**Action item:** What this exercise needs is every entry restated as written, with no pictures.

**Exercise data:**
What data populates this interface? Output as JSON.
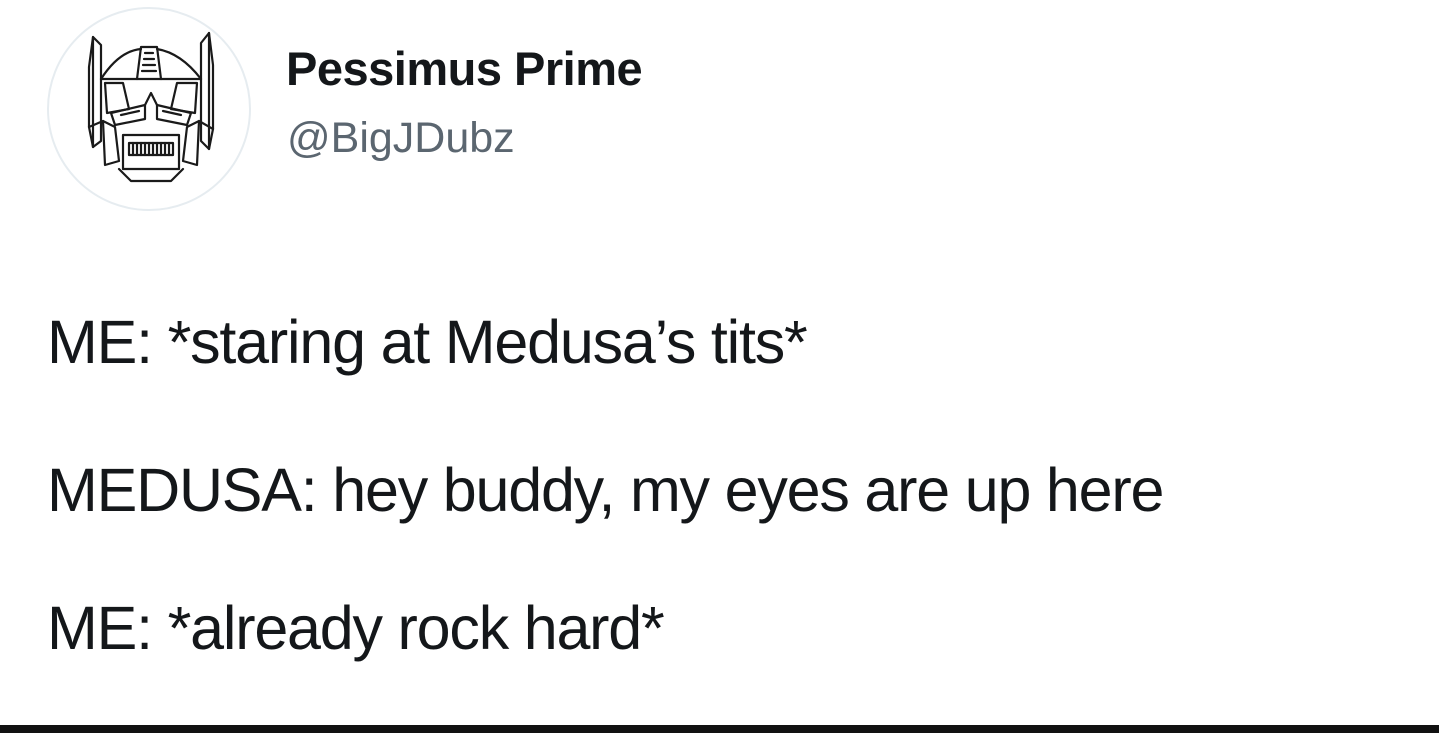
{
  "profile": {
    "display_name": "Pessimus Prime",
    "handle": "@BigJDubz",
    "avatar_icon": "robot-helmet-icon"
  },
  "tweet": {
    "lines": [
      "ME: *staring at Medusa’s tits*",
      "MEDUSA: hey buddy, my eyes are up here",
      "ME: *already rock hard*"
    ]
  },
  "colors": {
    "text": "#14171a",
    "handle": "#5b6670",
    "avatar_border": "#e6ecf0",
    "bottom_bar": "#111111"
  }
}
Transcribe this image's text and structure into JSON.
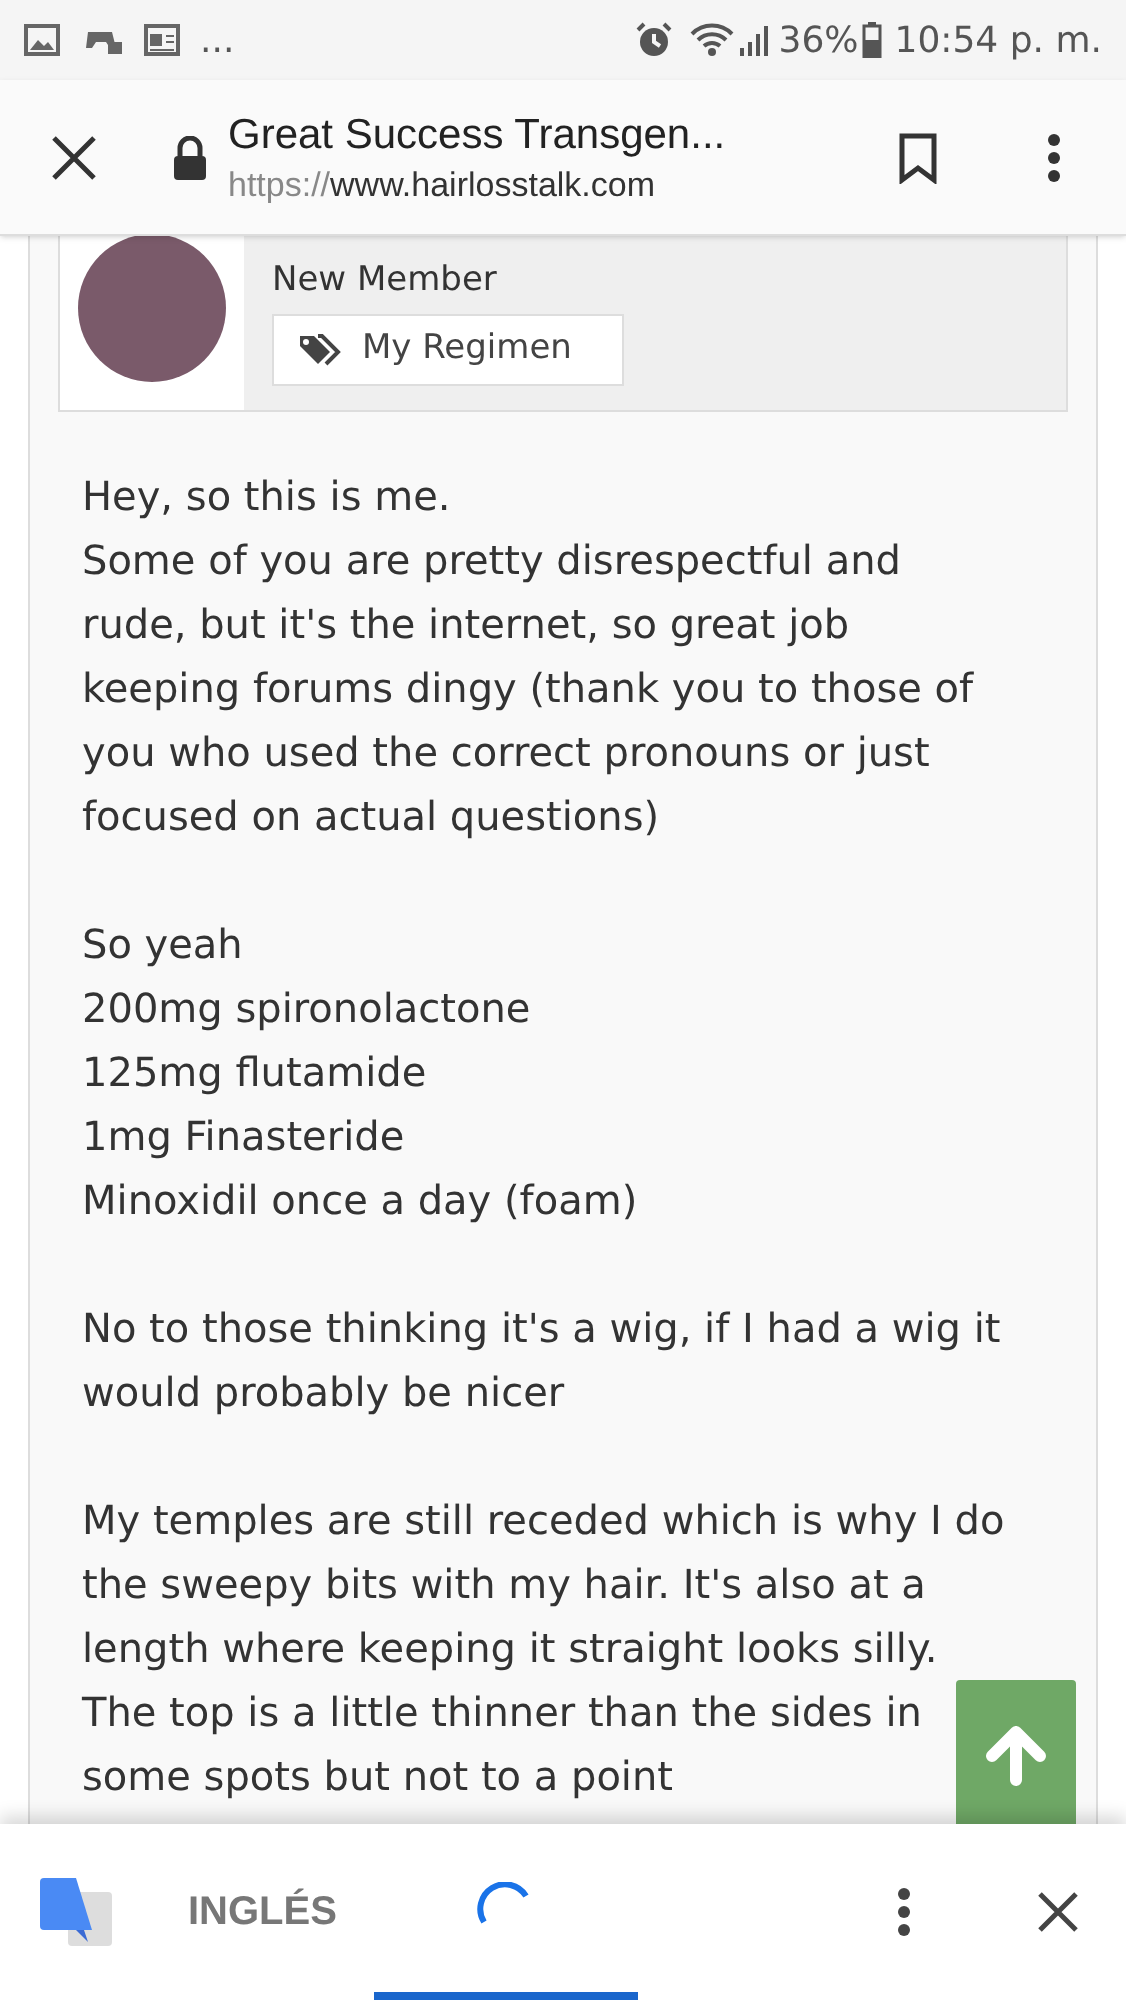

**Reply:**
What data populates this interface? Output as JSON.
{
  "profile": {
    "display_name": "Pessimus Prime",
    "handle": "@BigJDubz",
    "avatar_icon": "robot-helmet-icon"
  },
  "tweet": {
    "lines": [
      "ME: *staring at Medusa’s tits*",
      "MEDUSA: hey buddy, my eyes are up here",
      "ME: *already rock hard*"
    ]
  },
  "colors": {
    "text": "#14171a",
    "handle": "#5b6670",
    "avatar_border": "#e6ecf0",
    "bottom_bar": "#111111"
  }
}
Transcribe this image's text and structure into JSON.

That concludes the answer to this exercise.